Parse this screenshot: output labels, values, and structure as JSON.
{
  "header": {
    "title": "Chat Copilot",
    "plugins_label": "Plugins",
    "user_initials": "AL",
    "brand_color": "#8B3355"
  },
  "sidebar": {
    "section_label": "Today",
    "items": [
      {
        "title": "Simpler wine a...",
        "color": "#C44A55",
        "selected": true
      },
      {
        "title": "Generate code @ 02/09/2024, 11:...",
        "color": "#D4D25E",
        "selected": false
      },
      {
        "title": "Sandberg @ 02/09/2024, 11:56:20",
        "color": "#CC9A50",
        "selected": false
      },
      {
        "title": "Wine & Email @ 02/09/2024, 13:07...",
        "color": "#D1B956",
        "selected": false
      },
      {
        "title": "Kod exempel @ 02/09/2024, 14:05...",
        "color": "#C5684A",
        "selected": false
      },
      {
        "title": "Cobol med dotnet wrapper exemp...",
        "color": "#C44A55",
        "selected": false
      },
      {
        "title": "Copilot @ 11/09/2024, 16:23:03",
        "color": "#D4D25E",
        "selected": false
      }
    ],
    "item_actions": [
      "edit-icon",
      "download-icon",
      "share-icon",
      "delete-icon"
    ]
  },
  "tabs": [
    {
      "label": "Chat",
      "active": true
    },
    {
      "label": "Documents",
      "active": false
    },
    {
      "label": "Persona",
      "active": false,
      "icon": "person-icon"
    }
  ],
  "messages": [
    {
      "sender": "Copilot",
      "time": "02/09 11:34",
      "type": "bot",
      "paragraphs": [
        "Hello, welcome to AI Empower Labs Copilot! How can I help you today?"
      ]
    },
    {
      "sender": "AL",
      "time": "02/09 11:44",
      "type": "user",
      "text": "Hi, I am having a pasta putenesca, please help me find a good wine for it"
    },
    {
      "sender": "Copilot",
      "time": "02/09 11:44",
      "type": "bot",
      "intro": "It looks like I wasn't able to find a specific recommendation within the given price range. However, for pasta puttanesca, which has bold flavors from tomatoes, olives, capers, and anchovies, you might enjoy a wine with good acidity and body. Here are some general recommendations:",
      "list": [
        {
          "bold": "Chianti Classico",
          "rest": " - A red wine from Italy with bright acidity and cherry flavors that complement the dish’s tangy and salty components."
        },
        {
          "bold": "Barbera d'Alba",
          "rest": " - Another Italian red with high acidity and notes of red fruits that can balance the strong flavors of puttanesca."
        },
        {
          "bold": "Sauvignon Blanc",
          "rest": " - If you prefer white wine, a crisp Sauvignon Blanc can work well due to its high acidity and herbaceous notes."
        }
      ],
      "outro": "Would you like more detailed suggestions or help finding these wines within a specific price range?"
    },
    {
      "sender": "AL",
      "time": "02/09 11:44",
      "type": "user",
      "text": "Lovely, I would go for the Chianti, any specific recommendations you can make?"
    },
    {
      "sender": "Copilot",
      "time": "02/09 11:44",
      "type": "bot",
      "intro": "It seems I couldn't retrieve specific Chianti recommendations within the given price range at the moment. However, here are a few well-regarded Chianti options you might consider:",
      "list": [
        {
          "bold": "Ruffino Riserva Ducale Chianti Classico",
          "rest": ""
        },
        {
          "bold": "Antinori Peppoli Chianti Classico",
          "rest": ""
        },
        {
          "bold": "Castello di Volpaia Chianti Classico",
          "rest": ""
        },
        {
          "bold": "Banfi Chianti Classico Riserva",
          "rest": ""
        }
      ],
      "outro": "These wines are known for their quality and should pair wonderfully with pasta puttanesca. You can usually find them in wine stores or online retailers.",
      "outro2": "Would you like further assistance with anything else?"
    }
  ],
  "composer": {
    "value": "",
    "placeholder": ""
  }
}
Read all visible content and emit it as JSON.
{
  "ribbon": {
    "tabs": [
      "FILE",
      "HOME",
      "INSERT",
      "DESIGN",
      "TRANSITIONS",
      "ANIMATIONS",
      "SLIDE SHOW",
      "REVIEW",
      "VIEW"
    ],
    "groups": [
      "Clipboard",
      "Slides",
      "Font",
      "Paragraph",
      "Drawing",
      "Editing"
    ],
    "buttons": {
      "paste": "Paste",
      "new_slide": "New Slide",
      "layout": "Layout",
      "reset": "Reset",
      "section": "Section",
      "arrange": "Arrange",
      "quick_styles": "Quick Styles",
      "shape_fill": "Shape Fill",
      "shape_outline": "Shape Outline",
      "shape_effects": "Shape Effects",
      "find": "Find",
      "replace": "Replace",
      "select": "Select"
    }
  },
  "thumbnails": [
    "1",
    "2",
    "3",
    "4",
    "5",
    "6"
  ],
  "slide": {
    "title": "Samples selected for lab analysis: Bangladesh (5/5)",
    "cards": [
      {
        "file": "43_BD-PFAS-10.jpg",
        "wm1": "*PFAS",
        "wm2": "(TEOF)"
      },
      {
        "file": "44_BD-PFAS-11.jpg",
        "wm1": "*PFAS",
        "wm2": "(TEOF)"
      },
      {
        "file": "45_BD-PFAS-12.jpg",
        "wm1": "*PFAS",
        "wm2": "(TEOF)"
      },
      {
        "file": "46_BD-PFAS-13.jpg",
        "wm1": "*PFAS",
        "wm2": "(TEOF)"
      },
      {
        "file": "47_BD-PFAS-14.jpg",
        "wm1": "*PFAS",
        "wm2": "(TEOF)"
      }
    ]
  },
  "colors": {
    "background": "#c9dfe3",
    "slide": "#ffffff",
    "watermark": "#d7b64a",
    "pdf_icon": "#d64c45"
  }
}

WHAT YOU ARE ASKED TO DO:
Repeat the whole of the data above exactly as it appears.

RESULT FOR THIS EXERCISE:
Parse this screenshot: output labels, values, and structure as JSON.
{
  "header": {
    "title": "Chat Copilot",
    "plugins_label": "Plugins",
    "user_initials": "AL",
    "brand_color": "#8B3355"
  },
  "sidebar": {
    "section_label": "Today",
    "items": [
      {
        "title": "Simpler wine a...",
        "color": "#C44A55",
        "selected": true
      },
      {
        "title": "Generate code @ 02/09/2024, 11:...",
        "color": "#D4D25E",
        "selected": false
      },
      {
        "title": "Sandberg @ 02/09/2024, 11:56:20",
        "color": "#CC9A50",
        "selected": false
      },
      {
        "title": "Wine & Email @ 02/09/2024, 13:07...",
        "color": "#D1B956",
        "selected": false
      },
      {
        "title": "Kod exempel @ 02/09/2024, 14:05...",
        "color": "#C5684A",
        "selected": false
      },
      {
        "title": "Cobol med dotnet wrapper exemp...",
        "color": "#C44A55",
        "selected": false
      },
      {
        "title": "Copilot @ 11/09/2024, 16:23:03",
        "color": "#D4D25E",
        "selected": false
      }
    ],
    "item_actions": [
      "edit-icon",
      "download-icon",
      "share-icon",
      "delete-icon"
    ]
  },
  "tabs": [
    {
      "label": "Chat",
      "active": true
    },
    {
      "label": "Documents",
      "active": false
    },
    {
      "label": "Persona",
      "active": false,
      "icon": "person-icon"
    }
  ],
  "messages": [
    {
      "sender": "Copilot",
      "time": "02/09 11:34",
      "type": "bot",
      "paragraphs": [
        "Hello, welcome to AI Empower Labs Copilot! How can I help you today?"
      ]
    },
    {
      "sender": "AL",
      "time": "02/09 11:44",
      "type": "user",
      "text": "Hi, I am having a pasta putenesca, please help me find a good wine for it"
    },
    {
      "sender": "Copilot",
      "time": "02/09 11:44",
      "type": "bot",
      "intro": "It looks like I wasn't able to find a specific recommendation within the given price range. However, for pasta puttanesca, which has bold flavors from tomatoes, olives, capers, and anchovies, you might enjoy a wine with good acidity and body. Here are some general recommendations:",
      "list": [
        {
          "bold": "Chianti Classico",
          "rest": " - A red wine from Italy with bright acidity and cherry flavors that complement the dish’s tangy and salty components."
        },
        {
          "bold": "Barbera d'Alba",
          "rest": " - Another Italian red with high acidity and notes of red fruits that can balance the strong flavors of puttanesca."
        },
        {
          "bold": "Sauvignon Blanc",
          "rest": " - If you prefer white wine, a crisp Sauvignon Blanc can work well due to its high acidity and herbaceous notes."
        }
      ],
      "outro": "Would you like more detailed suggestions or help finding these wines within a specific price range?"
    },
    {
      "sender": "AL",
      "time": "02/09 11:44",
      "type": "user",
      "text": "Lovely, I would go for the Chianti, any specific recommendations you can make?"
    },
    {
      "sender": "Copilot",
      "time": "02/09 11:44",
      "type": "bot",
      "intro": "It seems I couldn't retrieve specific Chianti recommendations within the given price range at the moment. However, here are a few well-regarded Chianti options you might consider:",
      "list": [
        {
          "bold": "Ruffino Riserva Ducale Chianti Classico",
          "rest": ""
        },
        {
          "bold": "Antinori Peppoli Chianti Classico",
          "rest": ""
        },
        {
          "bold": "Castello di Volpaia Chianti Classico",
          "rest": ""
        },
        {
          "bold": "Banfi Chianti Classico Riserva",
          "rest": ""
        }
      ],
      "outro": "These wines are known for their quality and should pair wonderfully with pasta puttanesca. You can usually find them in wine stores or online retailers.",
      "outro2": "Would you like further assistance with anything else?"
    }
  ],
  "composer": {
    "value": "",
    "placeholder": ""
  }
}
Read all visible content and emit it as JSON.
{
  "ribbon": {
    "tabs": [
      "FILE",
      "HOME",
      "INSERT",
      "DESIGN",
      "TRANSITIONS",
      "ANIMATIONS",
      "SLIDE SHOW",
      "REVIEW",
      "VIEW"
    ],
    "groups": [
      "Clipboard",
      "Slides",
      "Font",
      "Paragraph",
      "Drawing",
      "Editing"
    ],
    "buttons": {
      "paste": "Paste",
      "new_slide": "New Slide",
      "layout": "Layout",
      "reset": "Reset",
      "section": "Section",
      "arrange": "Arrange",
      "quick_styles": "Quick Styles",
      "shape_fill": "Shape Fill",
      "shape_outline": "Shape Outline",
      "shape_effects": "Shape Effects",
      "find": "Find",
      "replace": "Replace",
      "select": "Select"
    }
  },
  "thumbnails": [
    "1",
    "2",
    "3",
    "4",
    "5",
    "6"
  ],
  "slide": {
    "title": "Samples selected for lab analysis: Bangladesh (5/5)",
    "cards": [
      {
        "file": "43_BD-PFAS-10.jpg",
        "wm1": "*PFAS",
        "wm2": "(TEOF)"
      },
      {
        "file": "44_BD-PFAS-11.jpg",
        "wm1": "*PFAS",
        "wm2": "(TEOF)"
      },
      {
        "file": "45_BD-PFAS-12.jpg",
        "wm1": "*PFAS",
        "wm2": "(TEOF)"
      },
      {
        "file": "46_BD-PFAS-13.jpg",
        "wm1": "*PFAS",
        "wm2": "(TEOF)"
      },
      {
        "file": "47_BD-PFAS-14.jpg",
        "wm1": "*PFAS",
        "wm2": "(TEOF)"
      }
    ]
  },
  "colors": {
    "background": "#c9dfe3",
    "slide": "#ffffff",
    "watermark": "#d7b64a",
    "pdf_icon": "#d64c45"
  }
}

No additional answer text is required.